Alisa Harris was kind enough to donate an extra copy of this book to Barnard. I couldn’t keep my mitts off of the delectable book long enough for it to get cataloged, so I read through it before turning it over to technical services. It’s a juicy compendium of comics by women, many of whom will look familiar to zine and minicomics fans: Liz Baillie, Alisa, Missy Kulik, Cathy Leamy, Danica Novgorodoff, and MK Reed.
Adventures of Unemployed Man, the
The graphic novel told story of a corporate thug turned hero of the working man after he gets fired from his job shilling feel good ultimatums is full of clever political puns and...cleverisms. Seriously, you'll marvel at the authors' wit on nearly every page. They provide data (in the form of clever satirical ads) to back up their anti-capitalist point-of-view. The art seems (to my ignorant text-biased self) to be right in tune with comic book superherolands. My chief complaint, if you can view it as one, is the denseness of the clever. I can see this working better as a daily comic strip where stopping to marvel at the wit doesn't pile up all at once to give you a repetitive smirk injury.
I've really got to stop reading graphic novel comics (and tween novels) when more often than not my review starts with a disclaimer that it's not my genre. I was drawn to read the Batwoman story because the Twitterdome was full of "DC's first gay superhero" buzz. It's true that comics don't speak to me the way I think they should, but sometimes they really really do--like if they're written/drawn by Lynda Barry or Alison Bechdel, so I keep trying. However, lesbian though she may be, Batwoman Kate Kane is no dyke to watch out for, not that she isn't scary. She's a soldier manquée (DADT) with a vicious grudge. Speaking of DADT, I should mention here that Dan Choi served as a consultant for the book. You also might want to know that Rachel Maddow wrote the intro.
Essential Dykes to Watch Out For, the

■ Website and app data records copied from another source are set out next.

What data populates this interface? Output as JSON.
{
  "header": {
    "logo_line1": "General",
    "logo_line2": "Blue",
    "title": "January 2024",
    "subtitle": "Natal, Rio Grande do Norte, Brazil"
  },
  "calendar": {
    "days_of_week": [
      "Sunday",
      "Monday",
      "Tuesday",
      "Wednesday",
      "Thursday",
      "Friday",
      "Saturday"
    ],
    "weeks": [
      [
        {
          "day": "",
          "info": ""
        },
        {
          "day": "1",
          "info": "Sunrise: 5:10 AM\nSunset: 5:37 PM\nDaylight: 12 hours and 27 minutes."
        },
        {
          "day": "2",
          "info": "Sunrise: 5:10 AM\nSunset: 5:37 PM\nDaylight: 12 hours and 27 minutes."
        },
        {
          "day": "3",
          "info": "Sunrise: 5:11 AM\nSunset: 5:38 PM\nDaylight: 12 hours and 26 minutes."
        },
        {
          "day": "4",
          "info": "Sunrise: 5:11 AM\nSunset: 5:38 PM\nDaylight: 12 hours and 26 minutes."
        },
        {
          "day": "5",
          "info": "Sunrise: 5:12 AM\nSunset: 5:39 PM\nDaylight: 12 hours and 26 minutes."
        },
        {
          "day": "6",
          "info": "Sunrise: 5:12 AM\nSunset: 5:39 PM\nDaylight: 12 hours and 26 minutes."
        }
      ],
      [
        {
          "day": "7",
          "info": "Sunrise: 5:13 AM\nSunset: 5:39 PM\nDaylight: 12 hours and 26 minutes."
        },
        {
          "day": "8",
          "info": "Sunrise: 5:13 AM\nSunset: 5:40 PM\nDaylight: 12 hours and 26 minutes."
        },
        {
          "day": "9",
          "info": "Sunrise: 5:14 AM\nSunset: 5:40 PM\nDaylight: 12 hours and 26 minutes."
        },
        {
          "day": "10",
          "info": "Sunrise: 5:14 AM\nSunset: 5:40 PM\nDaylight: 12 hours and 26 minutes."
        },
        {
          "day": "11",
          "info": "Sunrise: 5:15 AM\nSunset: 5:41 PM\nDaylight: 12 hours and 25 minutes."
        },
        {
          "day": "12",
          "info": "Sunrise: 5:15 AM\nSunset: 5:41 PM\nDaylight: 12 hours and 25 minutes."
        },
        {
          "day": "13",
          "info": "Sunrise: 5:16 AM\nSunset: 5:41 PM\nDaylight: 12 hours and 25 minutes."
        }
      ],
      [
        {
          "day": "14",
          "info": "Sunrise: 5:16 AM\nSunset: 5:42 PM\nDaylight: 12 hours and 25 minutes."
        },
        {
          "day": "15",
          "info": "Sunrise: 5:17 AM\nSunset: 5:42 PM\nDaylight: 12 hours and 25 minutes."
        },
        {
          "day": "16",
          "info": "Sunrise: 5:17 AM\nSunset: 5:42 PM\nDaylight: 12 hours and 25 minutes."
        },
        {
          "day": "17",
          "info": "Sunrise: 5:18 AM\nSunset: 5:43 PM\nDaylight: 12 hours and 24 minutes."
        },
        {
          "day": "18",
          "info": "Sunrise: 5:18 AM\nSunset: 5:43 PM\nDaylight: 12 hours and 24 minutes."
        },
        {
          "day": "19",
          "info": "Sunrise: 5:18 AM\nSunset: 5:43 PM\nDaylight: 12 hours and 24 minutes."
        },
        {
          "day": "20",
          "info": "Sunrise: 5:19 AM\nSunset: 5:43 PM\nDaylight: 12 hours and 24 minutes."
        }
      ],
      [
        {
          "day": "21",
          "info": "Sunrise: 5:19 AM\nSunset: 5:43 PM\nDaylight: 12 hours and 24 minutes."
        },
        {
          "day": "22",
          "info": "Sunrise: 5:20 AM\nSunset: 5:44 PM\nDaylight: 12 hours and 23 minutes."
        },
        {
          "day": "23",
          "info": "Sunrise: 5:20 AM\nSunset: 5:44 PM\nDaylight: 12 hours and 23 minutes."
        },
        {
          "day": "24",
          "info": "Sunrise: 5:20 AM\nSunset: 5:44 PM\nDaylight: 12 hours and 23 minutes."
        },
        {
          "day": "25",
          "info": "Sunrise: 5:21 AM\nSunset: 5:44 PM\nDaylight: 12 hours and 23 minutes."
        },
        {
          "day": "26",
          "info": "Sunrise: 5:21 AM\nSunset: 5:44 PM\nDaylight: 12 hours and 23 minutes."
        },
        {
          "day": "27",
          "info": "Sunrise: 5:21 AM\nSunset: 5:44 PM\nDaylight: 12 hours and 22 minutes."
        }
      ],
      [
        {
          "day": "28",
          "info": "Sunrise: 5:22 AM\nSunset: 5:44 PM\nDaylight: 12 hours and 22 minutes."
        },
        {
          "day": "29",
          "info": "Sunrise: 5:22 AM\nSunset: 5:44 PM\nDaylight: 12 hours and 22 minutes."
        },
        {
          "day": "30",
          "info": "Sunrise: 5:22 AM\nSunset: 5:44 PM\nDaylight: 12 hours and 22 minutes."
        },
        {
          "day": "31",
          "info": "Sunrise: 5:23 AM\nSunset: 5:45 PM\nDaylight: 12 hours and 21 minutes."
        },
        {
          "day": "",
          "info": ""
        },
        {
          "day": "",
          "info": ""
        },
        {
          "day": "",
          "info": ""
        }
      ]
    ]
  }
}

I'd read DTWOF here and there, mostly on the interweb, like especially when the main character, Mo, decided to go to library school in 2001, and the link to that strip got forwarded around the bibliosphere like crazy. But without regular exposure, I had not realized just how brilliant the biweekly comic strip is. I can't believe (okay, I can believe but don't want to) that it isn't syndicated in every newspaper that carries Doonesbury, or at least Boondocks. I'm guessing it's the title? Which is unfortunate also because this comic is relevant to all people with radical left politics. Maybe even liberals!